Formally authorizes the panel, created to monitor progress toward the goals. It will have the authority to review certification criteria for voluntary state education standards and model national standards.
National Education Standards and Improvement Council:
The new 19-member panel is to certify content, performance, and opportunity-to-learn standards as well as assessments, voluntarily submitted by states; develop model national content and performance standards; and certify model national opportunity standards developed by consortia.
National Skills Standards Board
Establishes a new 28-member panel, with representation from business, labor, and education, that will fund the development of voluntary skill standards for specific occupations and endorse the standards.
State and Local Systemic Improvement Grants:
Authorizes $400 million for states that submit plans including content and performance standards; opportunity standards or strategies; assessment systems; strategies for aligning curricula and assessments with content and performance standards; and professional-development strategies. States make subgrants to school districts to implement local plans. An additional $5 million is authorized for educational-technology programs.
The Secretary of Education may reserve up to 5 percent of funds for research and technical assistance related to standards-setting and school-finance equity.
The Secretary of Education is given broad authority to waive federal regulations that impede reforms, and the option to establish demonstration programs in six states based on such increased flexibility.
Reauthorizes the office of educational research and improvement, reorganizing federal research centers within five thematic institutes, covering: curriculum and assessment, authorized at $30 million; at-risk students, $30 million; governance and management, $10 million; early-childhood education, $15 million; and adult and postsecondary education, $15 million. Each center is to receive at least $1.5 million. Institutes should be established by Oct. 1, 1995.
Regional laboratories, authorized at $41 million, will be overseen by a new office of reform assistance and dissemination. At least 10 labs must be funded; two or more may be added if funding allows each lab to receive $2 million.
Creates a 15-member National Educational Research Policy and Priorities Board to work with the assistant secretary on a long-term research agenda. The board has final approval over the plan and standards for conducting and evaluating research. Independent evaluations of O.E.R.I's work are required.
The board elects a chairman. The National Academy of Sciences nominates researchers for membership, and the Secretary will appoint five such nominees. He will also name five "school-based professional educators'' and five members that can be parents, state officials, superintendents, or school board members.
Authorizes $50 million in fiscal 1994 for grants to school districts with high rates of violent crime for equipment such as metal detectors, school-safety planning, and conflict-resolution programs.

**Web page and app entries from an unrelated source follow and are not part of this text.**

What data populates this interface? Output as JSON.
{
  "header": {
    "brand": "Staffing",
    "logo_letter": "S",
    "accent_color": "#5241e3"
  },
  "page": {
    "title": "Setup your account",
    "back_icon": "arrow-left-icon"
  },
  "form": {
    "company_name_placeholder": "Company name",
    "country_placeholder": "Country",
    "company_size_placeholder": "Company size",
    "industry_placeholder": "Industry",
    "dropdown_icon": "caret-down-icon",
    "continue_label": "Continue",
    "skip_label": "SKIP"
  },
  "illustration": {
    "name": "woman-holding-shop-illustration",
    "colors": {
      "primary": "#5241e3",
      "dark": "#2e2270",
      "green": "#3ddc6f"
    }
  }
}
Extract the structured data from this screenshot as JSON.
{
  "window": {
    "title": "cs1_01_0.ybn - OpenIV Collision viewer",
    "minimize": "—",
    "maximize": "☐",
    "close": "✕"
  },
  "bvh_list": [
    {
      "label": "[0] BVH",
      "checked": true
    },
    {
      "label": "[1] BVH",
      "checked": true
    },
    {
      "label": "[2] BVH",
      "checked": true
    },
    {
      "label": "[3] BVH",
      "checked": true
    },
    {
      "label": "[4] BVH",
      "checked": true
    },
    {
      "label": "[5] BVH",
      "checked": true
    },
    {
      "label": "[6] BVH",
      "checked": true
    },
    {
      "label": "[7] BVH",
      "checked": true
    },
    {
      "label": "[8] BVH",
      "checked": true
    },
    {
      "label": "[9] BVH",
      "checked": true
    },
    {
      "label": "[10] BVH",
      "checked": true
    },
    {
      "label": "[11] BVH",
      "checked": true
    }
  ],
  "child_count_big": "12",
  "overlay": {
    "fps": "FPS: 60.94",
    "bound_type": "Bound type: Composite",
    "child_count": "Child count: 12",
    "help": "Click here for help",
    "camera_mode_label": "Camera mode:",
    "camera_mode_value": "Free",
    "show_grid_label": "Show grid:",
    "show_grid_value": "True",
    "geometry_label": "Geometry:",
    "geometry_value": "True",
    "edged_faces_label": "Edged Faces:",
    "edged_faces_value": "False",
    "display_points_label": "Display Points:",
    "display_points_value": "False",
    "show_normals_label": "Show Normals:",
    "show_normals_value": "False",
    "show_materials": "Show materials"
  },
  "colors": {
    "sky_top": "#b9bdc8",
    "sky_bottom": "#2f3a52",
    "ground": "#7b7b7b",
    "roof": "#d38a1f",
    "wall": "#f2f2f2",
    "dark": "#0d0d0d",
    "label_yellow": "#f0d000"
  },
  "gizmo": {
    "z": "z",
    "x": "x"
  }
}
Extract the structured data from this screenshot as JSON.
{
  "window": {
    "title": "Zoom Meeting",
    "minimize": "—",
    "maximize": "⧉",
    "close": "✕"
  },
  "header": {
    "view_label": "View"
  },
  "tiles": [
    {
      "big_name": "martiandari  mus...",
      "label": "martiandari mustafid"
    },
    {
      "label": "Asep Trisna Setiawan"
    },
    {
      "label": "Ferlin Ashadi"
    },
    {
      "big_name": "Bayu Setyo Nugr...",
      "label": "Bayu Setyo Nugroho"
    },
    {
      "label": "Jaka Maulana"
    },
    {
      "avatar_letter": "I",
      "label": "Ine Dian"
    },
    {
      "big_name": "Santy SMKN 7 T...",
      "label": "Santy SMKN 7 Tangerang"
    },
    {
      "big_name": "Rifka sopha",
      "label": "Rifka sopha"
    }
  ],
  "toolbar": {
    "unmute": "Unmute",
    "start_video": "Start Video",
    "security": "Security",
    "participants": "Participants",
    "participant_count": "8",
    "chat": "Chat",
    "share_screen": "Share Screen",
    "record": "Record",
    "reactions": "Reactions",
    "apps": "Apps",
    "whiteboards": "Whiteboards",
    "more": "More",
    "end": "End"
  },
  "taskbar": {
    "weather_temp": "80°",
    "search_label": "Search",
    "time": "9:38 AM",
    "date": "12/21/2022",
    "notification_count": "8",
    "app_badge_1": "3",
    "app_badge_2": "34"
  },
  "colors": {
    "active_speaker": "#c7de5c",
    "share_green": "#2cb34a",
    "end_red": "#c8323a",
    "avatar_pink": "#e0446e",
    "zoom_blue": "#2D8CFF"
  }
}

Requires the Secretary of Education to develop a long-range educational technology plan. Creates an Office of Educational Technology in the Education Department.
Parental Assistance Centers:
Authorizes grants to consortia of nonprofit agencies and school districts to establish centers for teaching parenting and leadership skills.
Minority-Focused Civics Education
Authorizes $5 million for grants to state agencies, higher-education institutions, or nonprofit organizations to develop civics programs for minority students.
Authorizes $11 million in grants, administered by the State Department and the U.S. Information Agency, for the study of education in foreign countries and dissemination of information of American education.
Prevents states and districts from using Goals 2000 grants to adopt policies prohibiting voluntary school prayer.
Requires federally funded programs that provide contraceptives to minors to "encourage'' parental participation.
Bars federal funding for districts that do not expel for at least a year students who bring guns to school.
Prohibits smoking in schools, libraries, and health centers where services are provided to children and registers a daily $1,000 fine for violations.